“I’m proud to be supporting Manny for FDP chair because he has a vision and plan to get our party back on track to elect Democrats, which means building the infrastructure and organizing program to support local and state candidates,” saidTorres, who represents Orange County. “Here in Central Florida, our economy is hurting, and so many are without jobs because Republicans refuse to do anything to get this pandemic under control. We need Democrats in office to fight for the interests of hardworking Florida families, which is exactly why I’m supporting Manny’s campaign for FDP chair.”
Elections for those state committeemen and state committeewomen will take place in the next few weeks, county by county. So Diaz and anyone else wanting the statewide office may start trying to shape their own electorates by pushing favored sons and daughters in those county contests.
“After years of tough campaign cycles and devastating election nights, Florida Democrats are ready for leadership to transform the Florida Democratic Party into an operation that will engage and mobilize Democrats across the state,” Taddeo, a South Florida Senator, said. “I’ve known Manny for decades, and I know he is committed and will do the work necessary to rebuild our party and elect Democrats up and down the ticket. From grassroots organizing to party infrastructure to developing a message that connects with Floridians across the state, we need change, and I know Manny is the right person for the job.”
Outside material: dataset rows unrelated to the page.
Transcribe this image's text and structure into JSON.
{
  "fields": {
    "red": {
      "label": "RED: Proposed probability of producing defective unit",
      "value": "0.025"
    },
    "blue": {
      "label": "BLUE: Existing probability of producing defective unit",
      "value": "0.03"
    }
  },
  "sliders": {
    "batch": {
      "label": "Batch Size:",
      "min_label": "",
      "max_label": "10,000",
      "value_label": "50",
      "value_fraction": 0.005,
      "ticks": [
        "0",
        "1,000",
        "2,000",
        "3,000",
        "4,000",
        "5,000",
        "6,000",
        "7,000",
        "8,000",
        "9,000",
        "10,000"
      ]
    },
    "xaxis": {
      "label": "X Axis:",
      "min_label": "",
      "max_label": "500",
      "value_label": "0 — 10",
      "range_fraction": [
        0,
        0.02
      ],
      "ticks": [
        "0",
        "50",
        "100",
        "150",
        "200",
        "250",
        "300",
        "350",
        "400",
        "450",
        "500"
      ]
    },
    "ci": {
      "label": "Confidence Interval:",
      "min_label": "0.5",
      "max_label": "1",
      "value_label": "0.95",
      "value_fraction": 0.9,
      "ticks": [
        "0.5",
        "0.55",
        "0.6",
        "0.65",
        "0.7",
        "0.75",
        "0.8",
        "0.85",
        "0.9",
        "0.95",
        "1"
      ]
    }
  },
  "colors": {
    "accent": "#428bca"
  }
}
The state election is expected to take place in late January or early February. The Florida Democratic Party expects to announce a date soon.
Diaz has assembled a campaign team, led by campaign manager Marcus Dixon, SEIU Florida executive director. Diaz also brought in Carlie Waibel, Jacob Smith and Alison Berke Morano.
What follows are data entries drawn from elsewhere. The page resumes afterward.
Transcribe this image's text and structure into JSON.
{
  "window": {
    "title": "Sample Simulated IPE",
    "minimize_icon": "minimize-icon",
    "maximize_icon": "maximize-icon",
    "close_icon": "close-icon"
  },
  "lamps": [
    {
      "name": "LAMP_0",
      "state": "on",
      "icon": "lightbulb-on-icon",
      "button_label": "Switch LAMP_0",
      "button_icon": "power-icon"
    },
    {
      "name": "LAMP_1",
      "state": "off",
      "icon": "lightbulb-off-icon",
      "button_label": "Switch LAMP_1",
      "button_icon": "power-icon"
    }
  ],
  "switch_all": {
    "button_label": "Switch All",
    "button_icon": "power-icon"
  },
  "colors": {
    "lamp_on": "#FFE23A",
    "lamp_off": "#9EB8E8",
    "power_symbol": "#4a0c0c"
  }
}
“Florida Democrats need a chairman who is committed to building the diverse coalitions and investing in the grassroots organizing that will help Democrats win all throughout Florida,” Jones said. “I’m reminded every day I’m in Tallahassee the importance of representation and leadership, and now, more than ever, we need Democrats fighting for Floridians in Tallahassee, but also in our city halls, on our school boards and our county commissions. I believe Manny Diaz can unite and lead Democrats in the work to build a strong Florida Democratic Party.”
Diaz touts his record on affordable housing, public transit and economic development “that transformed Miami from a national punchline into a world-class metropolis.” And he reaches out to the party’s progressives by noting that former Vice President Al Gore nicknamed him, “The Green Mayor,” based on his environmental policies, according to his initial declaration to run.